“What we will do is continue our broader strategy in Iraq. We will protect our citizens," he said, adding that Iraq should push for reconciliation and to fight terrorism.
Obama's order for the first US air strikes in Iraq since the end of the US occupation in 2011 came after Islamic State militants made massive gains on the ground, taking control of Iraq's largest dam and threatening autonomous Kurdistan.
Pentagon spokesman Rear Admiral John Kirby, writing on Twitter, said two US jets from the aircraft carrier USS George H. W. Bush had hit a militant artillery piece that had been firing on Kurdish forces defending their capital, Arbil.
Watch: Barack Obama authorises air strikes to prevent Iraq ‘genocide'
The US air armada's first mission was to drop food and water to thousands of people who have been hiding from the Sunni militants in the barren Sinjar mountains for the past five days. Many of them are Yazidis, whom the Islamic State has branded "devil worshippers".
The Pentagon also said late on Friday that cargo planes escorted by combat jets made a second air drop of food and water to thos on Sinjar.
Obama also justified the limited air strikes because of the jihadist threat to Washington's Kurdish allies, following a lightning advance that saw them move within striking distance of Arbil.
Panic had begun to grip the Kurdish capital after Islamic State thrust into the Nineveh plains separating their main hub of Mosul and the autonomous territory over the past two days.
The Kurdish peshmerga, short of ammunition and stretched thin along a huge front, have been forced to retreat in the face of brazen jihadist assaults.
Their withdrawal from Iraq's Christian heartland on Wednesday and Thursday sparked a mass exodus and appeared to spur Western powers into action.
"Earlier this week, one Iraqi in the area cried to the world, 'There is no one coming to help'," said Obama in a television address to the nation. "Well, today America is coming to help.
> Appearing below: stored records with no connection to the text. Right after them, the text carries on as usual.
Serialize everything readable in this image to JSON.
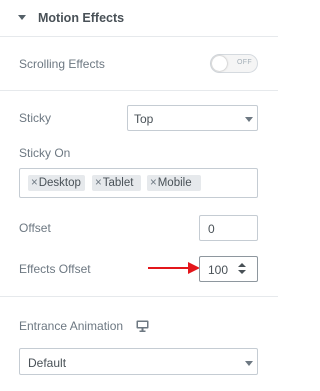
{
  "section": {
    "title": "Motion Effects"
  },
  "scrolling_effects": {
    "label": "Scrolling Effects",
    "toggle_text": "OFF",
    "state": "off"
  },
  "sticky": {
    "label": "Sticky",
    "value": "Top"
  },
  "sticky_on": {
    "label": "Sticky On",
    "tags": [
      "Desktop",
      "Tablet",
      "Mobile"
    ],
    "remove_symbol": "×"
  },
  "offset": {
    "label": "Offset",
    "value": "0"
  },
  "effects_offset": {
    "label": "Effects Offset",
    "value": "100"
  },
  "entrance_animation": {
    "label": "Entrance Animation",
    "value": "Default",
    "icon": "monitor-icon"
  },
  "colors": {
    "annotation_arrow": "#e3161b",
    "text": "#6d7882",
    "heading": "#495157"
  }
}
We can act carefully and responsibly to prevent a potential act of genocide."
Chaldean patriarch Louis Sako said Iraq's largest Christian town of Qaraqosh was emptied of its population on Thursday and estimated the number of Christians forced out at 100,000.
The capture of the Mosul dam was another setback for the defending peshmerga and gave jihadists a power of life and death over a huge swathe of land.
A Kurdish and a local official said jihadists took it over on Thursday. They warned that any "unscientific manipulation" could have disastrous consequences.
The air strikes came as Iraq's top Shiite cleric all but ordered Prime Minister Nouri al-Maliki to quit. Yesterday's weekly sermon by Grand Ayatollah Ali al-Sistani was his clearest call for Maliki to go.
Though his sermon, read out by an aide, did did not mention Maliki by name, Sistani said politicians who clung to posts were making a "grave mistake", and leaders must choose a prime minister to end the security crisis.
Meanwhile, US aviation authorities yesterday prohibited American airlines and other commercial carriers from flying over Iraq, saying hostilities there could threaten safety.
With additional reporting from Associated Press